2. Home, $27 million (Total: $95m)

3. Get Hard, $13 million (Total: $57m)

4. Cinderella, $10.1 million (Total: $167m)

5. Insurgent, $10 million (Total: $103.5m)

6. It Follows, $2.5 million (Total: $8.5m)

7. Woman in Gold, $2 million (NEW)

8. Kingsman: The Secret Service, $1.8 million (Total: $122m)

9. Do You Believe?, $1.5 million (Total: $9.8m)

10. The Second Best Exotic Marigold Hotel, $1 million (Total: $30.1m)




It was supposed to be a close fight between Dreamworks' animated adventure Home and the comedic stylings of Will Ferrell and Kevin Hart in Get Hard. The photo finish didn't happen as Home dominated the box office with a $54 million opening, a higher number than that of last year's How to Train Your Dragon 2.

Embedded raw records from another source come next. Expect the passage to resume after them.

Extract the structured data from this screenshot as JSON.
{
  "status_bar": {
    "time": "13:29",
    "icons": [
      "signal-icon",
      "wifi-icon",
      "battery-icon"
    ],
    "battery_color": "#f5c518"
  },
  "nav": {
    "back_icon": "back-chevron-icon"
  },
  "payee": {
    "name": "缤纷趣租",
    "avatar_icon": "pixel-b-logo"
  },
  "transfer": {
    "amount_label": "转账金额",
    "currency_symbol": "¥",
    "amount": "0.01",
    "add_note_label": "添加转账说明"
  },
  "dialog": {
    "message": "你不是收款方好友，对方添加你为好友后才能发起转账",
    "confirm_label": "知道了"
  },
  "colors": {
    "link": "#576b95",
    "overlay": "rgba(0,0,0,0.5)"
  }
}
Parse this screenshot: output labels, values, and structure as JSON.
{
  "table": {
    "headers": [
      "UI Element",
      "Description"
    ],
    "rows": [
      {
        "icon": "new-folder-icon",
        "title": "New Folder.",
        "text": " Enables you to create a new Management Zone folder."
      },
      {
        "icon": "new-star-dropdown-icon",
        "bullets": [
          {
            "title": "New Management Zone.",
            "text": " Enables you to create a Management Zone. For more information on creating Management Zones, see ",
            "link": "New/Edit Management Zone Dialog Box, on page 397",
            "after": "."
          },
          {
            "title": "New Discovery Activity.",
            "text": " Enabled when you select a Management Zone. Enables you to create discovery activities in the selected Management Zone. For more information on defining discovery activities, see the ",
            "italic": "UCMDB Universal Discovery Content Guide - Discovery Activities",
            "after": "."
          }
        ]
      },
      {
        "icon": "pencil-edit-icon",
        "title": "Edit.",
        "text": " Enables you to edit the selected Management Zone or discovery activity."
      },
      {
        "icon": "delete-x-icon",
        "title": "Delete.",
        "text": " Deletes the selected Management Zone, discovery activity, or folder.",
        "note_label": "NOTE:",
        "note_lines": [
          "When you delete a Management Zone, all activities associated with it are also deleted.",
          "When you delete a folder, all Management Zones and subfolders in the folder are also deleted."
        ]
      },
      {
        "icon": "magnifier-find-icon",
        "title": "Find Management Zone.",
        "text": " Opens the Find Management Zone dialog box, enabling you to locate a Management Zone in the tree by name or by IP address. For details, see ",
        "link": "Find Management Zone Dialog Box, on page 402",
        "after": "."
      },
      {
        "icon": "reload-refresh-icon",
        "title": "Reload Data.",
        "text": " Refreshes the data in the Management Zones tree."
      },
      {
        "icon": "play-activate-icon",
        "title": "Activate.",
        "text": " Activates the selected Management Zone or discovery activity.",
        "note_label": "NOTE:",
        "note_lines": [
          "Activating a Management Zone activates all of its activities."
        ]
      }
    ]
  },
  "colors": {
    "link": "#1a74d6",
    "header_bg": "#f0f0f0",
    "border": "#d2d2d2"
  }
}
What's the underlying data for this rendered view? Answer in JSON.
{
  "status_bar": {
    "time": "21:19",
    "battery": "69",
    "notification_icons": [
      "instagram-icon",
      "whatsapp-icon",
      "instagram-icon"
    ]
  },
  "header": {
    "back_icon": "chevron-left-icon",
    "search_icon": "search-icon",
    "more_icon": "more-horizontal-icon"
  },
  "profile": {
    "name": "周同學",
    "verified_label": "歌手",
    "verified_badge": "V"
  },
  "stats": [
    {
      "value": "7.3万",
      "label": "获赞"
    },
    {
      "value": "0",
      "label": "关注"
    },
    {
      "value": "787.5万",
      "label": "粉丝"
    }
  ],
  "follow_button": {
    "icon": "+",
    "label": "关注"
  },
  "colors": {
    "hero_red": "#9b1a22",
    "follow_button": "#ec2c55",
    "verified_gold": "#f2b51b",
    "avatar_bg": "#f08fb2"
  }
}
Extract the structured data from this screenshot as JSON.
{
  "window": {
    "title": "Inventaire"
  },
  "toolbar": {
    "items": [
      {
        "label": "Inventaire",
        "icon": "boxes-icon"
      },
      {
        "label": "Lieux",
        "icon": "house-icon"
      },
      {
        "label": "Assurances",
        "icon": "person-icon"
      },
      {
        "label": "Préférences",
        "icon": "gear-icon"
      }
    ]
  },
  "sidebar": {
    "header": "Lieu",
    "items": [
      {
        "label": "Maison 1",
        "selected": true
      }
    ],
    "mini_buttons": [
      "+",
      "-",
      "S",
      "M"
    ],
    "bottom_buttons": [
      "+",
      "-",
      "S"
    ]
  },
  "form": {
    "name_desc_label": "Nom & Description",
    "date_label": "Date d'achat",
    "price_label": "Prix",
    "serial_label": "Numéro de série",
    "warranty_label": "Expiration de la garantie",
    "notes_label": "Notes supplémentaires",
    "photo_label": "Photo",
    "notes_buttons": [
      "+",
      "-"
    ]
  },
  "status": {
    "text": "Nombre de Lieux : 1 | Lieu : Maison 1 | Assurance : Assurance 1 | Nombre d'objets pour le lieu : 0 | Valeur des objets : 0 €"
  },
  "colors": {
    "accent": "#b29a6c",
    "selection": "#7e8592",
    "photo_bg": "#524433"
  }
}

Featuring the voices of Rihanna, Jennifer Lopez, Jim Parsons, and Steve Martin, Home earned mixed reviews from critics, but benefitted from the lack of animated offerings on screens. With no other major animated films releasing between now and June's Inside Out, Home could stretch far. It's $54 million haul was a surprise, mostly due to the pairing of the film with Get Hard. Ferrell and Hart are box office beasts in their own rights, which should have equaled gold. The comedy, however, came in a little lower than expected with only $34.6 million.

Horror film It Follows had the most surprising weekend of all film releases as the little film made it into the Top 5. Originally intended as a VOD release, the success of the flick at several film festivals led Radius and The Weinstein Company to change their release plans. The film earned just over $4 million. Strong word of mouth could take it even higher in the next week or two.

Here's the list of the Top Ten films for the week ending March 29, 2015:

1. Home, $54 million (NEW)

2. Get Hard, $34.6 million (NEW)

3. Insurgent, $22 million (Total: $86.3m)

4. Cinderella, $17.5 million (Total: $150m)

5. It Follows, $4 million (Total: $4.7m)

6. Kingsman: The Secret Service, $3 million (Total: $119.4m)

7. Run All Night, $2.2 million (Total: $23.8m)

8. The Second Best Exotic Marigold Hotel, $2.18 million (Total: $28.1m)

9. Do You Believe?, $2.1 million (Total: $7m)

10. The Gunman, $2 million (Total: $8.8m)